◆ **Problem to solve**:
Below are records; how many of their lines contain "page"? Answer with only the number.

Collected data entries:

::::::::

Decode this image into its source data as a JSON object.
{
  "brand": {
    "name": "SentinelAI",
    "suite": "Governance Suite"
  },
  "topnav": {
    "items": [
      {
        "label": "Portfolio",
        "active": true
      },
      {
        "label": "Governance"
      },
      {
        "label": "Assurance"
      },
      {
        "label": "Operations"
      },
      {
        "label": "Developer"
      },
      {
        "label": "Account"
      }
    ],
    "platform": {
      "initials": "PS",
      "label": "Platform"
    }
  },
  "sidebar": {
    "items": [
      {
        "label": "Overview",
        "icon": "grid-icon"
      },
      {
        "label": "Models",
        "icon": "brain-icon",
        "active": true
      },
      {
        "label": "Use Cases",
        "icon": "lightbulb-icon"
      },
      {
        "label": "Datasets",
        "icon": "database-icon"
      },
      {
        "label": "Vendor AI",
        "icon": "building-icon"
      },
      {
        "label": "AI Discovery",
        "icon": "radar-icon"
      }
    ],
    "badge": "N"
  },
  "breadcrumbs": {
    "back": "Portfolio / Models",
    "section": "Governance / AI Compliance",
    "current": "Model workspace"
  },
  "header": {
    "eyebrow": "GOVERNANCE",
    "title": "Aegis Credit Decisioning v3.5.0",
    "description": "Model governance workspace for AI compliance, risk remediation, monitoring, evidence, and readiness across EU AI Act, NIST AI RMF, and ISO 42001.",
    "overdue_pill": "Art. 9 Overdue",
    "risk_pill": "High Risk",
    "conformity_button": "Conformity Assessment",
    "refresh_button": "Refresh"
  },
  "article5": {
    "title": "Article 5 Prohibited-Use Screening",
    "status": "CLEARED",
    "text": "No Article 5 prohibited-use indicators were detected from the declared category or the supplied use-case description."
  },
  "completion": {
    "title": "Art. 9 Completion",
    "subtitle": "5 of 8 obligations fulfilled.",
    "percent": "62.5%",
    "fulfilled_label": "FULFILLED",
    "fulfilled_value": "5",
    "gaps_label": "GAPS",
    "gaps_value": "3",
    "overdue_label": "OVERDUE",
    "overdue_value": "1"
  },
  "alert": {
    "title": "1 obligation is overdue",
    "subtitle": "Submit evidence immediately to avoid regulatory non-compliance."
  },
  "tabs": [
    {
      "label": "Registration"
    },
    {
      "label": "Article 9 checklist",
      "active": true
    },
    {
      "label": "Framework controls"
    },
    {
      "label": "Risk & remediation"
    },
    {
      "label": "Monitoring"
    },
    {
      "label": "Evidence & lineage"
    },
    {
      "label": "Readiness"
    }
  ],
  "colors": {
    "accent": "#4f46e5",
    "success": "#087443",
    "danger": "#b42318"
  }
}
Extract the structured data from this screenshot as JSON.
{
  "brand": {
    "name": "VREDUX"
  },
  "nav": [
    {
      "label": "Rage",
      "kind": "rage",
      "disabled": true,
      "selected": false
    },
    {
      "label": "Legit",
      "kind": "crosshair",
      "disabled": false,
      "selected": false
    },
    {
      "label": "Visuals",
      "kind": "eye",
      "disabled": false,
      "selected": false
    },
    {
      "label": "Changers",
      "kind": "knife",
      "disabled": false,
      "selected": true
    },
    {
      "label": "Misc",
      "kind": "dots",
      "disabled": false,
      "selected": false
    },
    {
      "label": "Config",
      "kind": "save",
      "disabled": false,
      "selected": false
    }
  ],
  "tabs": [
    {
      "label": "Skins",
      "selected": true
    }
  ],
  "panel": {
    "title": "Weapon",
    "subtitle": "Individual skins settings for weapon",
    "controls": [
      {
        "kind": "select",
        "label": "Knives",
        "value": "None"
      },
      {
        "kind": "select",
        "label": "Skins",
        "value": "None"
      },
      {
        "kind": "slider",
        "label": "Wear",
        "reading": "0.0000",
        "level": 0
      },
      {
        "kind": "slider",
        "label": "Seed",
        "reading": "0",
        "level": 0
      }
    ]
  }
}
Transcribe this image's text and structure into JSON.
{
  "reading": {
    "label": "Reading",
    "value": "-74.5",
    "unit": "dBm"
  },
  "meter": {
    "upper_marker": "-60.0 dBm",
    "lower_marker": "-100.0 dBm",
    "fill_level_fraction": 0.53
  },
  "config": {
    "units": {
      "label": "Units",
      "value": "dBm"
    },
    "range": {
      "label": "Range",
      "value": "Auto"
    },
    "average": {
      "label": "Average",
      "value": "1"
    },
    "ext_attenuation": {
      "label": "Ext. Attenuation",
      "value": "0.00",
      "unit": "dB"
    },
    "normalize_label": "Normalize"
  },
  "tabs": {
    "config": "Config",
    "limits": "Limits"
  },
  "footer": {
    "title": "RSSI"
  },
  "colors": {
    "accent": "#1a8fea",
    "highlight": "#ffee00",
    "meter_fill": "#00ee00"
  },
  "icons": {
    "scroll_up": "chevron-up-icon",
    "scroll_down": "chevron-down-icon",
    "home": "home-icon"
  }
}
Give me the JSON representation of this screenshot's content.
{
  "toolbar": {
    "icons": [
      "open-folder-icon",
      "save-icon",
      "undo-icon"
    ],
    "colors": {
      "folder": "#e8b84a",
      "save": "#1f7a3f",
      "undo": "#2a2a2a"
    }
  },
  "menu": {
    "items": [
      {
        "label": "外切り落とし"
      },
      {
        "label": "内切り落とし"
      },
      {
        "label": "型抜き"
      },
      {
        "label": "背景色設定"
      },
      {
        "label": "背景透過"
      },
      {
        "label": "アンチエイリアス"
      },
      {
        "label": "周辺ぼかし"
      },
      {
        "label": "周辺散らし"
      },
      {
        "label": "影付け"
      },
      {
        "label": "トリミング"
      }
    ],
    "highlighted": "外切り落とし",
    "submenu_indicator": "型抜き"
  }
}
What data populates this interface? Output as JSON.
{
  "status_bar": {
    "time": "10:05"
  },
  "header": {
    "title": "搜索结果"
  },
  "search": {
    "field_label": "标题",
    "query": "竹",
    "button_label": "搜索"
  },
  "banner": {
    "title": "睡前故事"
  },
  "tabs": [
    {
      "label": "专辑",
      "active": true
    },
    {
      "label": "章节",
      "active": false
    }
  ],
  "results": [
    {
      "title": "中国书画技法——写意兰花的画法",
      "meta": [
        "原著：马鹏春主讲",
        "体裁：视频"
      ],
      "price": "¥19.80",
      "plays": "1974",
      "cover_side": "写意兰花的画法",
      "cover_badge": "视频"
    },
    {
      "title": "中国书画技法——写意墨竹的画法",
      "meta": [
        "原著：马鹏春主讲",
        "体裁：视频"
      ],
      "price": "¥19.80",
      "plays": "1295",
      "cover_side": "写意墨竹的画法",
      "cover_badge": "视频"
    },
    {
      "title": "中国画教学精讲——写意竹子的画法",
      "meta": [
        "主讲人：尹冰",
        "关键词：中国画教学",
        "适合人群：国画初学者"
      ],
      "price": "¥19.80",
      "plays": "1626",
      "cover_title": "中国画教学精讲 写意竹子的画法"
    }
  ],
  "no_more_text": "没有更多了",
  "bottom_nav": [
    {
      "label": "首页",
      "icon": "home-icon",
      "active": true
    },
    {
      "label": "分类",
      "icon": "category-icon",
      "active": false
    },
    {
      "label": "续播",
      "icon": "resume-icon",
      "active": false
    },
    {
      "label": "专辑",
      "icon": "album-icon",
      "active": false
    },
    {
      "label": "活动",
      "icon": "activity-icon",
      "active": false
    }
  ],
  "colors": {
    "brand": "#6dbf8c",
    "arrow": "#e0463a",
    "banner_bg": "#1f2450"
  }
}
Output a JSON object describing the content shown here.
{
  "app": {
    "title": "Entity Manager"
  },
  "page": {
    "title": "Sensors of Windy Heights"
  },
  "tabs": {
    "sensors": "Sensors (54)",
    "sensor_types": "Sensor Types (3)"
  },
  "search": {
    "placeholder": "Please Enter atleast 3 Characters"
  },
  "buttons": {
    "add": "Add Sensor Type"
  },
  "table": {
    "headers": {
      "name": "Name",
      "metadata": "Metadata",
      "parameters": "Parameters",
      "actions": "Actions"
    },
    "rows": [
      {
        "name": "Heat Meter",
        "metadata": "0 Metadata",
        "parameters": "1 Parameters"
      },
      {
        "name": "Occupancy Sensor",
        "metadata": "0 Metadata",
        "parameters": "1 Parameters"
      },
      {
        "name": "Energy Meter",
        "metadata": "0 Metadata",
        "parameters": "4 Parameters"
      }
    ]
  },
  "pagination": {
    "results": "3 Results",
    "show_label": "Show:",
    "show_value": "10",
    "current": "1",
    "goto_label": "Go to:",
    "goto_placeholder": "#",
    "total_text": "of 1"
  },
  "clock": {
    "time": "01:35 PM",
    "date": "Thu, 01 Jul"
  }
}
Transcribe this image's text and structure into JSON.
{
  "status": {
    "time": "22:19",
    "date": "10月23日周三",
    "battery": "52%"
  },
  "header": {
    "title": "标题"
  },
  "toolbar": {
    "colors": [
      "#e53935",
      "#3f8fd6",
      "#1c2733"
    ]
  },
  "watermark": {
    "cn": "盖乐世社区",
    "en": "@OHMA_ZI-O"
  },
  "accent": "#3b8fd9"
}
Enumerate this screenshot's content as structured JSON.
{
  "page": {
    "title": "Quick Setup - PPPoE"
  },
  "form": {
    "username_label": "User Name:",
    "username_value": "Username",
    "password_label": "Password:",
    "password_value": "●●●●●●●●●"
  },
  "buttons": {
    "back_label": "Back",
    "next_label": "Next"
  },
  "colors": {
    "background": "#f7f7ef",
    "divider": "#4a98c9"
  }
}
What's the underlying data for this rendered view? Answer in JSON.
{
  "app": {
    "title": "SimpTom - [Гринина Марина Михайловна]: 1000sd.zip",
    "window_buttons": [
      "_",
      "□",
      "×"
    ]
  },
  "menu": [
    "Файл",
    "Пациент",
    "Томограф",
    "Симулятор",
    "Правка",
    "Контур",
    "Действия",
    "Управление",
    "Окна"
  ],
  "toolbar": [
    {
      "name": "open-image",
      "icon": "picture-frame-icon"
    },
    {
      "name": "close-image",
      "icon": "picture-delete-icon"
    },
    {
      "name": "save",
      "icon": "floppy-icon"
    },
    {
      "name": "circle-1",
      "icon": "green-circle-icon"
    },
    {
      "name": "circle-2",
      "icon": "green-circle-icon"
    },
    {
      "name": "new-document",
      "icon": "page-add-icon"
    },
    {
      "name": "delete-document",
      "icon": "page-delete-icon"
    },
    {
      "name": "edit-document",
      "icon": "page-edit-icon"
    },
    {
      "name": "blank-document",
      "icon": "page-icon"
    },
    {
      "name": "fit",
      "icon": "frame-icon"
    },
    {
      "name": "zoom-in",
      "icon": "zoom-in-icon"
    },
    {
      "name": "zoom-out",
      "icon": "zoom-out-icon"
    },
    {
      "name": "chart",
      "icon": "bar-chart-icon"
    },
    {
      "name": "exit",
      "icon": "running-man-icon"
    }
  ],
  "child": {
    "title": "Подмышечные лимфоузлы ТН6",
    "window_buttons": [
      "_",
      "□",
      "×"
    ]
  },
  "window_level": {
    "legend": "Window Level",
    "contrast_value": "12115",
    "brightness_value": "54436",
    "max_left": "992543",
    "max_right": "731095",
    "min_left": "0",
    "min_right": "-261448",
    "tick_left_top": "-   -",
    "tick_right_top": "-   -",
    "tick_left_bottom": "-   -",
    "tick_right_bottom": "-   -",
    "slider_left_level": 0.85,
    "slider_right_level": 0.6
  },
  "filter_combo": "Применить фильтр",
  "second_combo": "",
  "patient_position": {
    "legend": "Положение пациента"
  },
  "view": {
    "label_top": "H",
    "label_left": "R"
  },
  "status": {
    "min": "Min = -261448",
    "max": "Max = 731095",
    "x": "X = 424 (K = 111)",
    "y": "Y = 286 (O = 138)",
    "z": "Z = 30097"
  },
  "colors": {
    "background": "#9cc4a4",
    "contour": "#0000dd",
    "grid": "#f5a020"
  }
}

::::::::

◆ **Solution to this problem**:
6